- T5. Is there a role for immunotherapy in patients with early stage lung cancer?
Hope you’ll join us! Please remember to include #LCSM in ALL your tweets so the other chat participants can see them. If you need a refresher, read our primer on participating in the chat. Note that some tweetchat apps (like tchat.io) will not display tweets longer than 140 characters.
It’s easy to understand the importance of lung cancer education and advocacy. Of COURSE we should help patients and caregivers learn more about different types of lung cancer, biomarker testing, and treatment options. Of course we should help them come together, to raise their voices, to make the general public understand the terrible toll lung cancer extracts from individuals and society, to combat stigma and nihilism.
But what about research? Some people suggest research isn’t as important as education or advocacy. They ask, “But what does research actually do for today’s patients?”
Our April #LCSM Chat will start April 11, 2019 at 8 pm Eastern (5 pm Pacific) and focus on “Why research matters for lung cancer.” The term “research” covers many topics, from discovering the reasons why patients get lung cancer, to investigating how to detect lung cancer earlier, to identifying and refining drug targets, to developing new treatments for lung cancer patients. And research itself covers a broad spectrum, from basic science research, to translational research studies on biological materials from lung cancer patients, to clinical studies on patients themselves.

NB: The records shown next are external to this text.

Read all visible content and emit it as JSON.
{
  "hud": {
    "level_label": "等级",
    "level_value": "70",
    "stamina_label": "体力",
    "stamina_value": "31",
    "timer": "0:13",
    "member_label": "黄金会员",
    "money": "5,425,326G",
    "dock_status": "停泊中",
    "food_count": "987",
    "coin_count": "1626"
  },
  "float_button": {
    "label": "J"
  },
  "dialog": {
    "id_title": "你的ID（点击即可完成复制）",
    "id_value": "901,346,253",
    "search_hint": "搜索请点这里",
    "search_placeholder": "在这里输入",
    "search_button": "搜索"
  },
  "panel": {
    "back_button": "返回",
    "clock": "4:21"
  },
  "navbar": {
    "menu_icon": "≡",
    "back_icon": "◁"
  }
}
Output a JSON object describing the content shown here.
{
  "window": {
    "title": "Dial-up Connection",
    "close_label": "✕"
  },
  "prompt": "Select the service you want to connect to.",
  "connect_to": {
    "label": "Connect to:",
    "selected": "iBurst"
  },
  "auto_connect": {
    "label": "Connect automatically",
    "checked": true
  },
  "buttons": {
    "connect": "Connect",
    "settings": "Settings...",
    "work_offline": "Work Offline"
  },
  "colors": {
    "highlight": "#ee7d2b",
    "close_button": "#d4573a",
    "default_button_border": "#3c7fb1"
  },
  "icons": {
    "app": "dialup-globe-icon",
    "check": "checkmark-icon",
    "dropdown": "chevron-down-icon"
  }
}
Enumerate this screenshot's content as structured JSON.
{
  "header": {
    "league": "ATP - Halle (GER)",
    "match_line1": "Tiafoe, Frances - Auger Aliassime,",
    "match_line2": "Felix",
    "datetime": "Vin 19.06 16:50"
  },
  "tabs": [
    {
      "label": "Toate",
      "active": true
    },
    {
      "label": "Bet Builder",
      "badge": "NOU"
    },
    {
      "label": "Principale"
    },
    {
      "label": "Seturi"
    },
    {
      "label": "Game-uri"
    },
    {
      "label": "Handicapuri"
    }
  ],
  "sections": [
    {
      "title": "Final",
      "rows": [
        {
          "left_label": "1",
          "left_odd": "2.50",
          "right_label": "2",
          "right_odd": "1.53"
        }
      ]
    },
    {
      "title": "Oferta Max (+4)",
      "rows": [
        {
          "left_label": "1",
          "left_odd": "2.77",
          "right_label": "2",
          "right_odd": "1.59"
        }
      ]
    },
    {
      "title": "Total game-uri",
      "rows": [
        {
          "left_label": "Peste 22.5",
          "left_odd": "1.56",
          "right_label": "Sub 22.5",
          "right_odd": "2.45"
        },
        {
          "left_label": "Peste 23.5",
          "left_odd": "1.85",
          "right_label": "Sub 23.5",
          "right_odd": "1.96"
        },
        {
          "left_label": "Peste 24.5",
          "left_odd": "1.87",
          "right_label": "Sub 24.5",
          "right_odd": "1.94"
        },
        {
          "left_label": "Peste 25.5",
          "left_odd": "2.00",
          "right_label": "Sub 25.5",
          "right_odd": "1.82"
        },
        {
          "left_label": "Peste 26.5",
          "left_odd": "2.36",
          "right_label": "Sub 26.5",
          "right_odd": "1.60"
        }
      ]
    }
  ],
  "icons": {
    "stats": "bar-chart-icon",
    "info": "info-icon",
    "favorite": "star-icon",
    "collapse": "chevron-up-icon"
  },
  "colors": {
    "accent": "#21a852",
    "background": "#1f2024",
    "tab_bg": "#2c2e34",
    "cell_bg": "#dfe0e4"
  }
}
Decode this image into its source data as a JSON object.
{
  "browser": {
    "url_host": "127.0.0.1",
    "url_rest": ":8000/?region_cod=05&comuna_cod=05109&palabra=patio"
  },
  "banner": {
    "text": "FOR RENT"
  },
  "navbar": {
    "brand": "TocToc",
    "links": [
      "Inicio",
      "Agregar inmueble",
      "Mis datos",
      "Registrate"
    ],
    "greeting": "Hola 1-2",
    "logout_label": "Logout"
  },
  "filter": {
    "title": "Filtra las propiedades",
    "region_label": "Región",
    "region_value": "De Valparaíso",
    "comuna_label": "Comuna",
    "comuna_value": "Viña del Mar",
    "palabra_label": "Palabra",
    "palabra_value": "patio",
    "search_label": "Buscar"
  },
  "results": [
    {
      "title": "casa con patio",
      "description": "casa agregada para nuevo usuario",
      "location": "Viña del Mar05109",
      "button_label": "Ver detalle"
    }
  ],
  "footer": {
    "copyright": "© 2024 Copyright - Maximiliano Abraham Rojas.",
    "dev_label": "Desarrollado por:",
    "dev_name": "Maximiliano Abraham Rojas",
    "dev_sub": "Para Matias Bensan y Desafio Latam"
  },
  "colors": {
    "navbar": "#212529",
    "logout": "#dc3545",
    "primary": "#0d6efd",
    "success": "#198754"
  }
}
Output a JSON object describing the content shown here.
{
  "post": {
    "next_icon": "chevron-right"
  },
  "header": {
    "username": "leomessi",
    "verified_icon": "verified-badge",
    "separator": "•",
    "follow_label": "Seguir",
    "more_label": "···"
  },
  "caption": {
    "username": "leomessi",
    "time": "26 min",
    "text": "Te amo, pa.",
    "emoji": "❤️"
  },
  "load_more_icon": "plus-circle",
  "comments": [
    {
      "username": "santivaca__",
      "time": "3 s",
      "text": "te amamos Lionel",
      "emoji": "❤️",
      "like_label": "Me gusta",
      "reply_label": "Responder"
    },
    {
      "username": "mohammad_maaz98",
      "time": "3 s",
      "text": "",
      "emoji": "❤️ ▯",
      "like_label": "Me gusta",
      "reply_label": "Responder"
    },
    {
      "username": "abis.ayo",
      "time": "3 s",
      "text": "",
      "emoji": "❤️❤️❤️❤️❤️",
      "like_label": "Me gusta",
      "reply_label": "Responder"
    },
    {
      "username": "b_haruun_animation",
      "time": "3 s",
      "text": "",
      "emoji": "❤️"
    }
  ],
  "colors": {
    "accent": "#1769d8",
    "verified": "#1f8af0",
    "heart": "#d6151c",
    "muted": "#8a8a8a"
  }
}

Nothing moves the needle more for lung cancer patients than research. As an example, let’s consider the story of ALK rearranged lung cancer. This molecular rearrangement was first described in lung cancer in 2007. Based upon knowledge of its role in other tumors and based upon laboratory studies of cell lines with ALK rearrangements, an existing drug was hoped to potentially be effective for these patients. Building on what researchers and oncologists had learned from clinical trials in patients with EGFR mutations, prospective clinical trials were able to narrowly focus on patients specifically with ALK rearrangements and to quickly demonstrate the efficacy of that drug. It was approved for patients less than four years later. Today there are many other targeted drugs for ALK rearranged lung cancer patients that work even better. Additionally, tremendous efforts are being made to understand optimal sequencing of these drugs as well as strategies to overcome treatment resistance. This has undoubtedly changed the lives and outlooks of thousands of lung cancer patients. A recent paper reported that at a specialty lung cancer center, the median survival of ALK positive patients was 6.8 years compared to just 9 months for patients without targetable molecular alterations! Such success would have been hard to imagine just ten years ago. Fortunately, the ALK story is not unique. Patients with molecular aberrations in EGFR, ROS1, BRAF, MET, NTRK, and others may experience similar success, thanks in some part to education and advocacy, but particularly driven by research. And research into immunotherapy (which won the Nobel Prize in Physiology or Medicine in 2018) has now opened the door to patients not lucky enough to have these “driver” mutations. Clearly research has changed the face of lung cancer and the lives of many patients diagnosed with this terrible cancer.
Please join moderator Brendon Stiles (@BrendonStilesMD) in our April 11 #LCSM Chat for an exploration of lung cancer research. We will cover the following topics:
- T1. Is research just for future patients, or do current patients also benefit?
- T2. In what areas is more research most needed for lung cancer?
- T3. What can researchers do to make their work more accessible to patients and advocates?
- T4. What is the @IASLC STARS program and why are programs that train patients and advocates important?
- T5. How can patients and advocates get more involved with research?
Please remember to include #LCSM in ALL your tweets so the other chat participants can see them. If you need a refresher, read our primer on participating in the chat. Note that some tweetchat apps (like tchat.io) will not display tweets longer than 140 characters. Hope you’ll join us!